The Mets also got Bruce for cheap, and were able to hang on to top prospects Domonic Smith and Amed Rosario in the process. They can’t possibly hit any worse with him, and after playing for an abysmal Reds team the last few years, Bruce may even elevate his game by playing in a pennant race. His sheer presence alone lengthens the banged-up lineup, and having him on the team gives manager Terry Collins the ability to go with the hot hand in the outfield when the team finally gets healthy (whether or not TC can figure out how to do that effectively in another issue entirely). I’ve gotten past the potential logistical pitfalls of the trade, but having rooted for the Mets my entire life, I do have a major concern regarding superstition.
Now, it may just be me, but after Bruce took an 0-9 in his first two games in New York I was struck with a PTSD episode of sort because of a former Met acquisition with the very same initials; Jason Bay (hold on for a second. Mets fans reading this need clean the vomit off their laptops). Bay signed with the Mets back in November of 2009, which eventually went down as one of the worst moves the team has ever made along with trading Nolan Ryan and that 1991 Bobby Bonilla contract that they are literally still paying. He signed with the team a year after reaching his career high in homers with the Red Sox the previous year, and immediately cratered offensively while battling injuries every step of the way.
Bay hit just six home runs in 401 plate appearances that first season in Flushing in 2010, and never eclipsed the league-average mark of a 100 OPS+ after that. He played 68 games with the Seattle Mariners in 2013 after his three horrid years with the Mets and was out of baseball at the age of 34.
Aside from having the same initials, Bruce and Bay bare a lot of other similarities as well. Both players are big, pasty outfielders with modest athleticism that were brought to New York to right a sinking ship. Bruce and Bay profile as high power, low contact guys, and came to Citi Field from very hitter friendly home ballparks. Bay’s power was completely sapped by Citi after the Canadian outfielder belted 45 homers in 200 games with the Red Sox; and although they’ve since moved the fences in, Bruce is coming over for the Great American Ballpark which is an absolute bandbox. The skillsets are very similar; Bay’s got a higher career walk-rate, and Bruce strikes out a bit less, but the two corner outfielders both have career slugging percentages around .470 and would strike out around 150 times in 600 plate appearances.

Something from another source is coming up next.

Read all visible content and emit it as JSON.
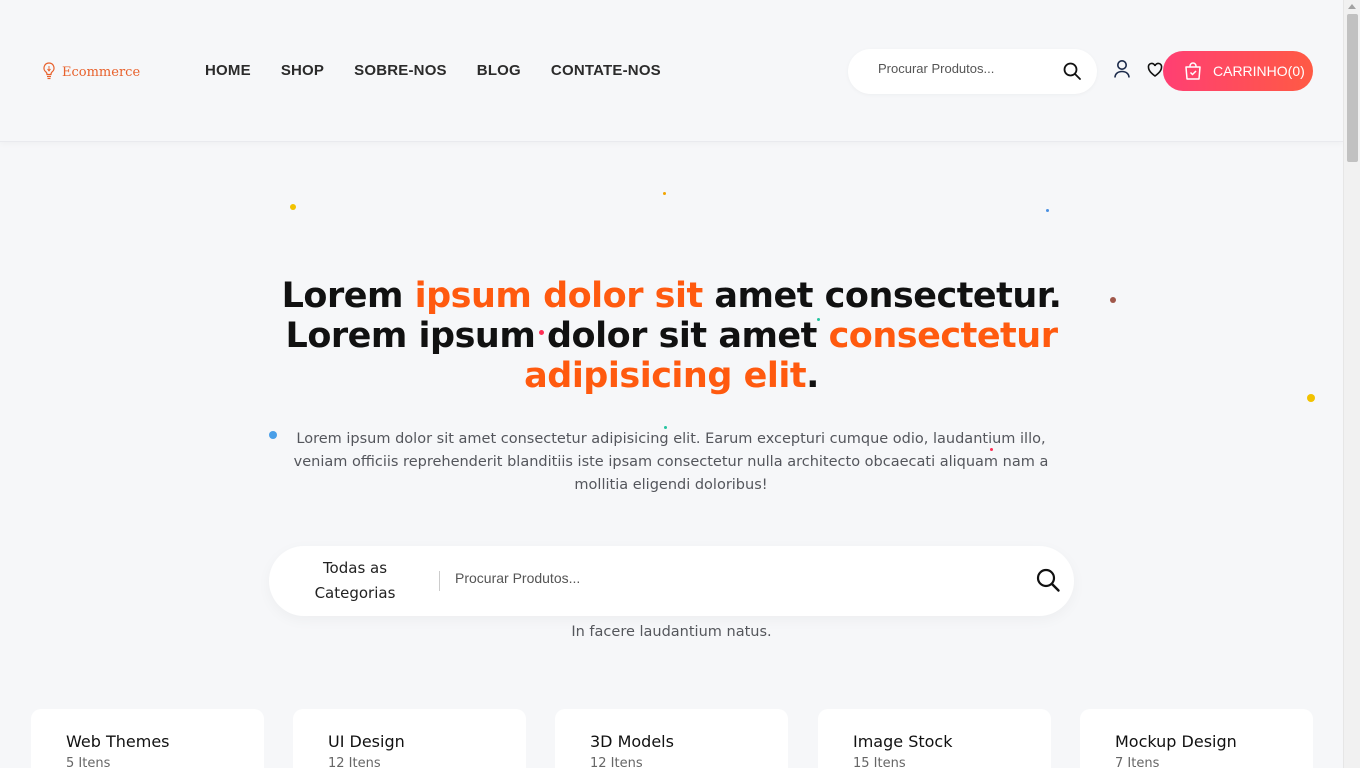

Bruce’s huge three-run tater against the Yankees Thursday night quelled some of my initial worry that we’re witnessing the second coming of Jason Bay, but the big lefty is gonna have to get going for Mets fans to be fully on board with the move. I think we’ve all made our peace with the departure of Dilson Herrera, but having seen the Jay Bruce floor in 2014 when he hit just .217 with an OPS of .654, any prolonged slump may trigger that Jason Bay PTSD.
I’m fairly confident that Jay Bruce won’t turn into Jason Bay; that’s just the worst-case scenario. Bruce has already got more career homers than Bay, the Mets got him at a younger age, and if things don’t work out, the team can move on this year or next year, no harm done. So Mets fans, if you’re watching a game and Bruce whiffs on an 0-2 curveball with runners on second and third, just remember to take deep belly breaths and believe that one organization can’t suffer from two Jason Bays in one decade.